> _TASK DESCRIPTION_: Report each line from the records where the string "ILONA" turns up.

> _EXERCISE MATERIALS_:
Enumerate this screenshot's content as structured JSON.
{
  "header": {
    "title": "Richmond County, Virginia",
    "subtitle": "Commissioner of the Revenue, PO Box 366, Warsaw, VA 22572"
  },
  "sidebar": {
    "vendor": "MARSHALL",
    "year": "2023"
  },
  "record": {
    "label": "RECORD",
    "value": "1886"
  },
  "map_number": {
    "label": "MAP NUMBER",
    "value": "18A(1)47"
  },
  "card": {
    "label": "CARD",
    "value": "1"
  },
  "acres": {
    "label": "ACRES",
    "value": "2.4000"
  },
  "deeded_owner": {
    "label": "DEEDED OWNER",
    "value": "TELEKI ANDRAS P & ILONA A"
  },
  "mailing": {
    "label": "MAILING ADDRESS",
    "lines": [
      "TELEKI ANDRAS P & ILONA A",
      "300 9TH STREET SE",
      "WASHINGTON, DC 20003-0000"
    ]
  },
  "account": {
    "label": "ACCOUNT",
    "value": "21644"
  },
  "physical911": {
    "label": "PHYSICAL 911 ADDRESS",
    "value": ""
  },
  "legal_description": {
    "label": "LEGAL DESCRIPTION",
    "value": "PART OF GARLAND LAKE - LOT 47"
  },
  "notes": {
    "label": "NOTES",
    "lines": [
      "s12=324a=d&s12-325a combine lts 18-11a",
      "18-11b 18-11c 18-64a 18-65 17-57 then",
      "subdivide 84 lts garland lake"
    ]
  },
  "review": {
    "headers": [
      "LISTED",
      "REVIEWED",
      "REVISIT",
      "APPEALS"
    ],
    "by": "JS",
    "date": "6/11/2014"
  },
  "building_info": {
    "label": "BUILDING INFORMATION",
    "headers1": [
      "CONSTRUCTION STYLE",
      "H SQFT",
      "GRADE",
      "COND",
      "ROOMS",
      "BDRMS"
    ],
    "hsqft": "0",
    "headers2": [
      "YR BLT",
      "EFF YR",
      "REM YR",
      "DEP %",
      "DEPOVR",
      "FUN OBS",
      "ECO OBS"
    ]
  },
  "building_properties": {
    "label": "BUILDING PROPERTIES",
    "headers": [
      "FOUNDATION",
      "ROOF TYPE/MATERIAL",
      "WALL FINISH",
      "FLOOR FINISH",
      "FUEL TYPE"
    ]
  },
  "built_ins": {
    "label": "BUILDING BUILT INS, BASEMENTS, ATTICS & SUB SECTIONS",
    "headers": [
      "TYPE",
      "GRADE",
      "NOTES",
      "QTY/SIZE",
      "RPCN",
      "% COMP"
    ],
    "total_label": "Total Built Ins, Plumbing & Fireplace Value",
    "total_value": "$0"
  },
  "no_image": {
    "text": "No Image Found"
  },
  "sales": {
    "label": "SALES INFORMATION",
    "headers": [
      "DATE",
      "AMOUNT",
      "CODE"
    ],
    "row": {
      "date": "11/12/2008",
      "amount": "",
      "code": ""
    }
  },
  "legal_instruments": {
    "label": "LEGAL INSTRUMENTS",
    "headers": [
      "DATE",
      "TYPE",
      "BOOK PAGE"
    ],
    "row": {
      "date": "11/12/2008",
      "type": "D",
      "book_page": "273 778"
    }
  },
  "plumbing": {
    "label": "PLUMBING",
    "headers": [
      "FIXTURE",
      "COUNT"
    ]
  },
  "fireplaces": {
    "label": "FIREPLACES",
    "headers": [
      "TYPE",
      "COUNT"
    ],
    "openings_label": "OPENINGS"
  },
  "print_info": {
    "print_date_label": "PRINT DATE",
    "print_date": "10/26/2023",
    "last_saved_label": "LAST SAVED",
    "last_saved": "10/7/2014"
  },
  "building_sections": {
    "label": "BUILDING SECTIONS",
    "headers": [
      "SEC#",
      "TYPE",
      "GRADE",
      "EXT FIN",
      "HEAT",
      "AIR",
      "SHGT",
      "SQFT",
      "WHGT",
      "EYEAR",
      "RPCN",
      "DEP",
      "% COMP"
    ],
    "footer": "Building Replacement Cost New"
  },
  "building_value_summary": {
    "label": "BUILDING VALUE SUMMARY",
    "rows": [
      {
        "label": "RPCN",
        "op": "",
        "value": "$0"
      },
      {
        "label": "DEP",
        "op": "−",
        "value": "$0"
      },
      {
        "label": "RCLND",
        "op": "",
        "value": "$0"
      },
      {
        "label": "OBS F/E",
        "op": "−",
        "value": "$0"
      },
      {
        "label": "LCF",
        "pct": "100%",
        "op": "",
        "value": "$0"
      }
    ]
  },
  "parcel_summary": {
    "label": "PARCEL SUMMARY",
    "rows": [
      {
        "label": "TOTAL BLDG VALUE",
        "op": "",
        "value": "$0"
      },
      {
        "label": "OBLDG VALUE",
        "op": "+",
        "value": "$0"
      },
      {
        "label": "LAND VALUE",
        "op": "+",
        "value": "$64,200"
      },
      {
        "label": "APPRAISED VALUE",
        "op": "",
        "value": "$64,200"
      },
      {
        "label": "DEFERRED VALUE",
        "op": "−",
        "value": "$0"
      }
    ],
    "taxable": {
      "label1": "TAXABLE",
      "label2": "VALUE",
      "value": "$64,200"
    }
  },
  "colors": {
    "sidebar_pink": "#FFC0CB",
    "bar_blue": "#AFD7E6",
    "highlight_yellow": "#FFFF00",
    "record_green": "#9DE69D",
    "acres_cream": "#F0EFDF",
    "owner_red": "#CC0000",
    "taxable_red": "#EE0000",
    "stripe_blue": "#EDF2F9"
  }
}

> _EXERCISE RESULT_:
    "value": "TELEKI ANDRAS P & ILONA A"
      "TELEKI ANDRAS P & ILONA A",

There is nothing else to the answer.